>>>

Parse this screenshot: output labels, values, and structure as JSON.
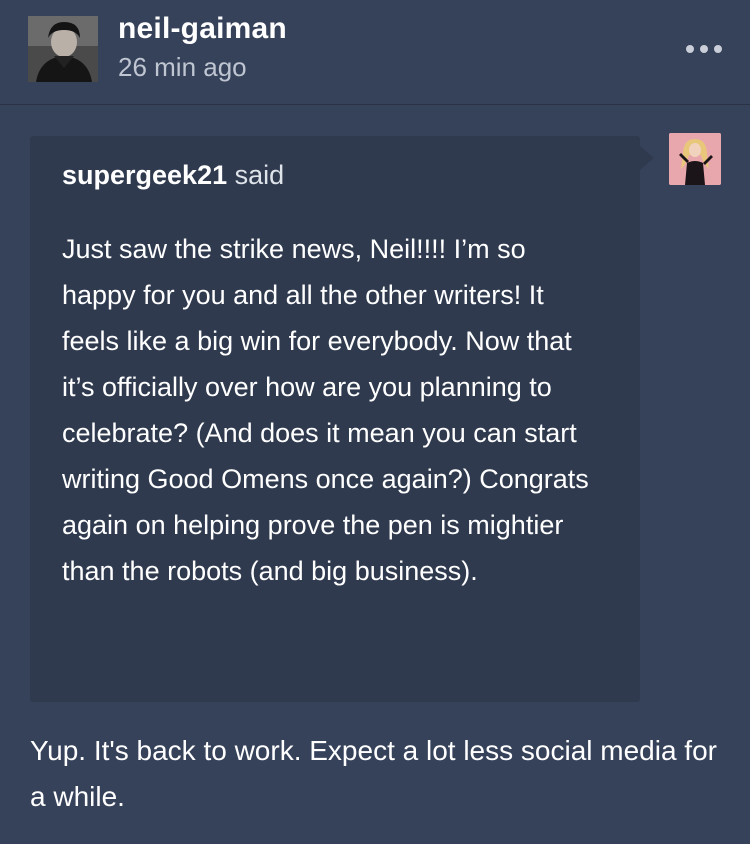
{
  "post": {
    "author": "neil-gaiman",
    "time_ago": "26 min ago",
    "more_icon": "ellipsis-icon"
  },
  "ask": {
    "asker": "supergeek21",
    "said_label": "said",
    "question": "Just saw the strike news, Neil!!!! I’m so happy for you and all the other writers! It feels like a big win for everybody. Now that it’s officially over how are you planning to celebrate? (And does it mean you can start writing Good Omens once again?) Congrats again on helping prove the pen is mightier than the robots (and big business)."
  },
  "answer": {
    "text": "Yup. It's back to work. Expect a lot less social media for a while."
  },
  "colors": {
    "background": "#36425a",
    "quote_background": "#2f3a4f",
    "text": "#ffffff",
    "muted_text": "#bfc6d2"
  }
}
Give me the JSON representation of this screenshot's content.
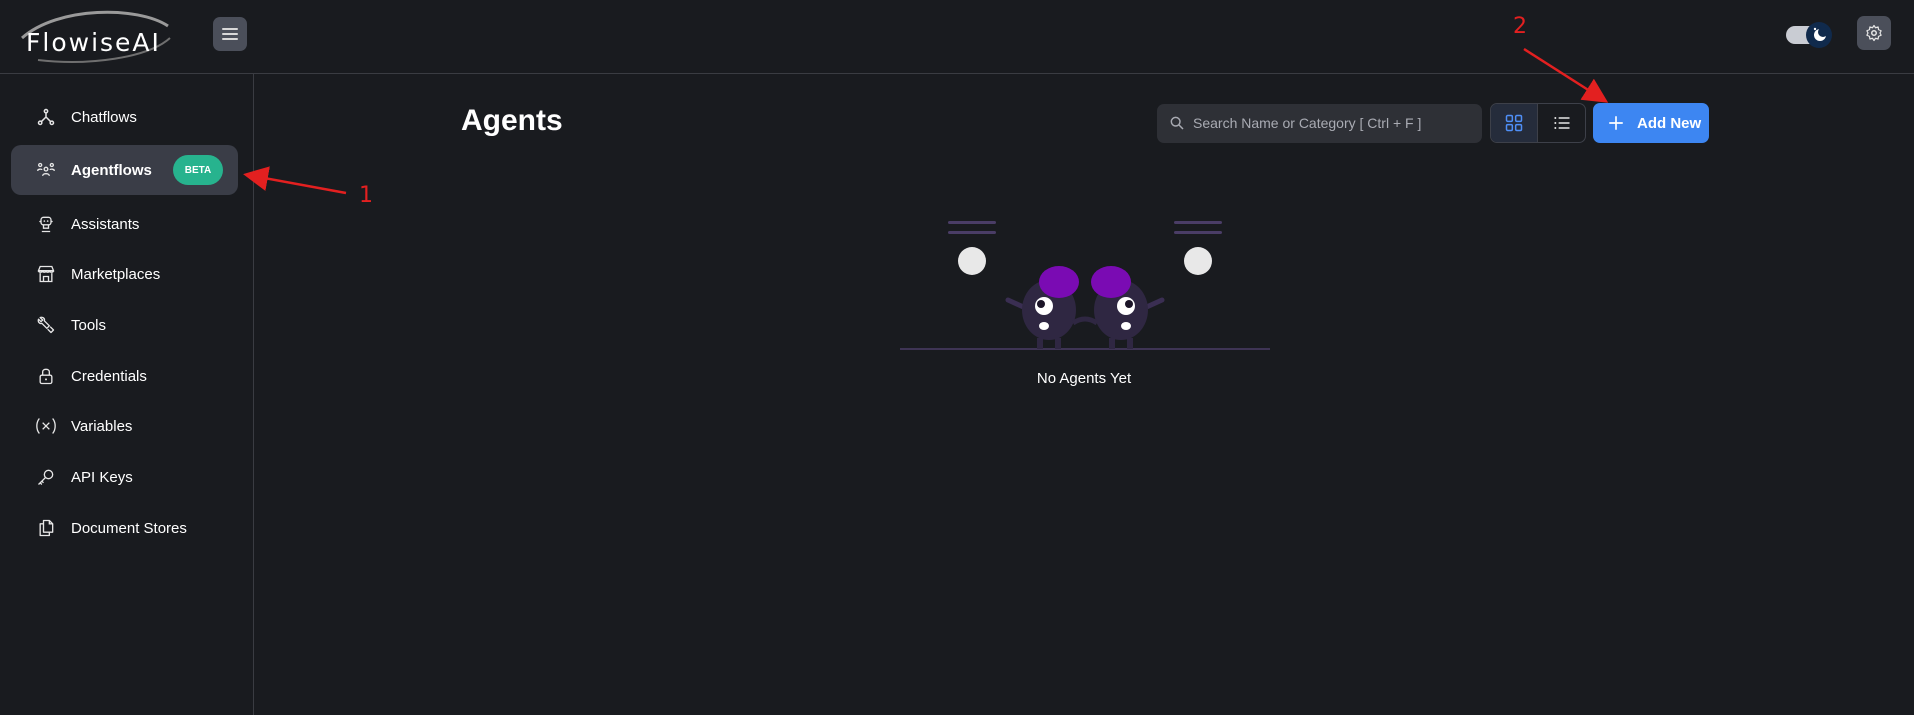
{
  "app": {
    "logo_text": "FlowiseAI"
  },
  "sidebar": {
    "items": [
      {
        "label": "Chatflows",
        "icon": "hierarchy-icon"
      },
      {
        "label": "Agentflows",
        "icon": "users-group-icon",
        "badge": "BETA",
        "active": true
      },
      {
        "label": "Assistants",
        "icon": "robot-icon"
      },
      {
        "label": "Marketplaces",
        "icon": "building-store-icon"
      },
      {
        "label": "Tools",
        "icon": "tool-icon"
      },
      {
        "label": "Credentials",
        "icon": "lock-icon"
      },
      {
        "label": "Variables",
        "icon": "variable-icon"
      },
      {
        "label": "API Keys",
        "icon": "key-icon"
      },
      {
        "label": "Document Stores",
        "icon": "files-icon"
      }
    ]
  },
  "main": {
    "title": "Agents",
    "search_placeholder": "Search Name or Category [ Ctrl + F ]",
    "add_button": "Add New",
    "empty_text": "No Agents Yet"
  },
  "annotations": {
    "marker_1": "1",
    "marker_2": "2",
    "color": "#e32020"
  },
  "colors": {
    "accent": "#3d86f2",
    "badge": "#27b38e",
    "background": "#191b1f"
  }
}
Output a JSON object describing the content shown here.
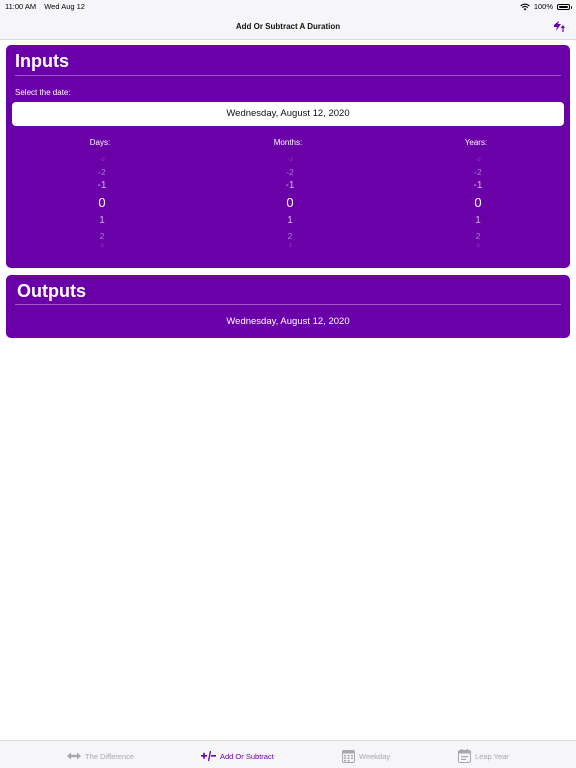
{
  "status_bar": {
    "time": "11:00 AM",
    "date": "Wed Aug 12",
    "battery": "100%",
    "icons": [
      "wifi-icon",
      "battery-icon"
    ]
  },
  "nav": {
    "title": "Add Or Subtract A Duration",
    "action_icon": "swap-arrows-icon"
  },
  "inputs": {
    "title": "Inputs",
    "select_label": "Select the date:",
    "date_value": "Wednesday, August 12, 2020",
    "pickers": [
      {
        "label": "Days:",
        "values": [
          "-3",
          "-2",
          "-1",
          "0",
          "1",
          "2",
          "3"
        ],
        "selected": "0"
      },
      {
        "label": "Months:",
        "values": [
          "-3",
          "-2",
          "-1",
          "0",
          "1",
          "2",
          "3"
        ],
        "selected": "0"
      },
      {
        "label": "Years:",
        "values": [
          "-3",
          "-2",
          "-1",
          "0",
          "1",
          "2",
          "3"
        ],
        "selected": "0"
      }
    ]
  },
  "outputs": {
    "title": "Outputs",
    "result": "Wednesday, August 12, 2020"
  },
  "tabs": [
    {
      "label": "The Difference",
      "icon": "double-arrow-icon",
      "active": false
    },
    {
      "label": "Add Or Subtract",
      "icon": "plus-minus-icon",
      "active": true
    },
    {
      "label": "Weekday",
      "icon": "calendar-icon",
      "active": false
    },
    {
      "label": "Leap Year",
      "icon": "calendar-page-icon",
      "active": false
    }
  ],
  "colors": {
    "accent": "#6a00a8",
    "bar_background": "#f6f6f8",
    "inactive_tab": "#a9a9ad"
  }
}
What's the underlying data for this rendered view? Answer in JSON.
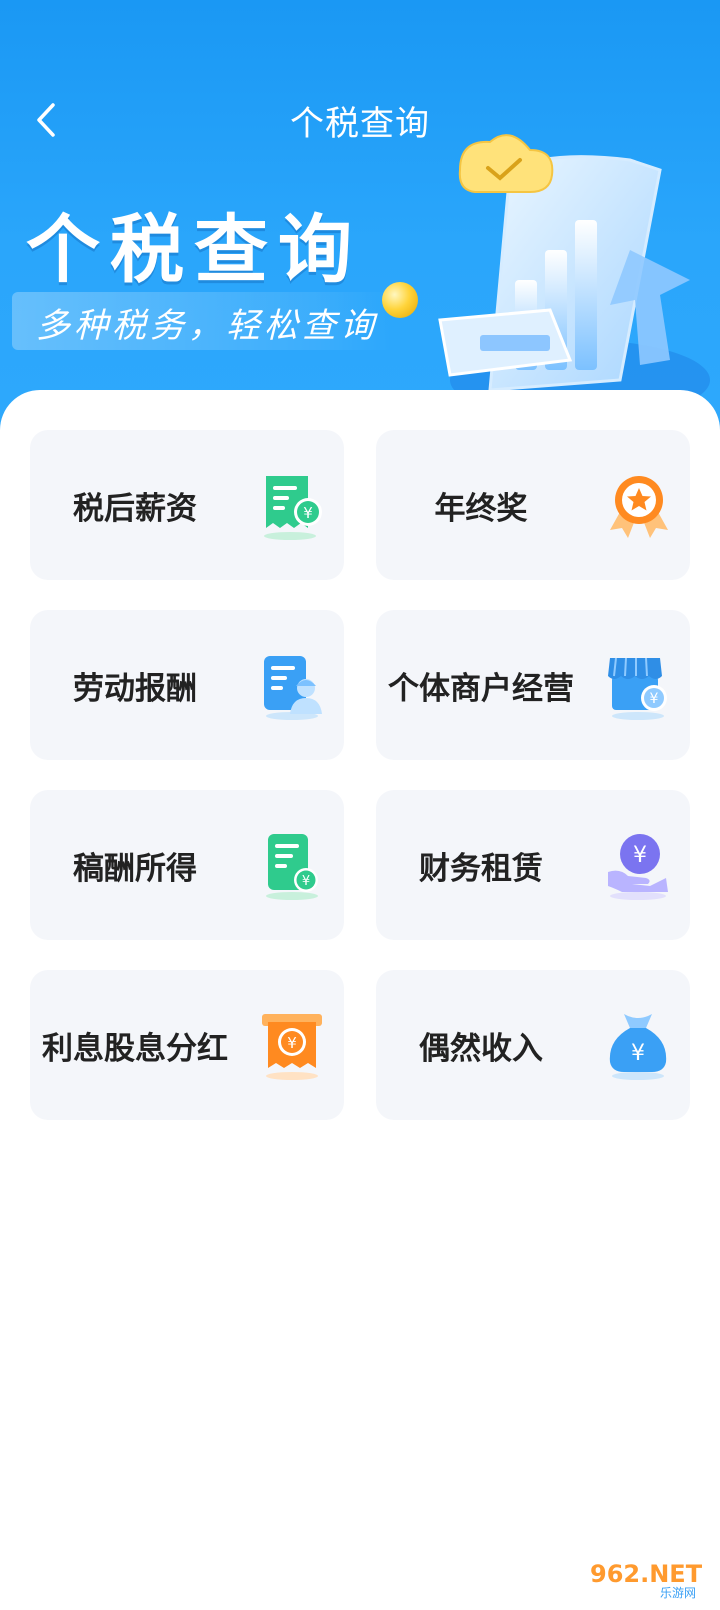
{
  "header": {
    "title": "个税查询",
    "back_icon": "chevron-left-icon"
  },
  "banner": {
    "title": "个税查询",
    "subtitle": "多种税务，轻松查询"
  },
  "categories": [
    {
      "label": "税后薪资",
      "icon": "salary-receipt-icon",
      "color": "#2fcb8d"
    },
    {
      "label": "年终奖",
      "icon": "medal-icon",
      "color": "#ff8a20"
    },
    {
      "label": "劳动报酬",
      "icon": "worker-document-icon",
      "color": "#3aa0f5"
    },
    {
      "label": "个体商户经营",
      "icon": "store-icon",
      "color": "#3aa0f5"
    },
    {
      "label": "稿酬所得",
      "icon": "manuscript-icon",
      "color": "#2fcb8d"
    },
    {
      "label": "财务租赁",
      "icon": "hand-coin-icon",
      "color": "#7b74f0"
    },
    {
      "label": "利息股息分红",
      "icon": "dividend-receipt-icon",
      "color": "#ff8a20"
    },
    {
      "label": "偶然收入",
      "icon": "money-bag-icon",
      "color": "#3aa0f5"
    }
  ],
  "watermark": {
    "text": "962.NET",
    "subtext": "乐游网"
  }
}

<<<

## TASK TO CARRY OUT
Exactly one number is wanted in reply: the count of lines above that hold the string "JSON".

## SOLUTION FOR THIS PROBLEM
4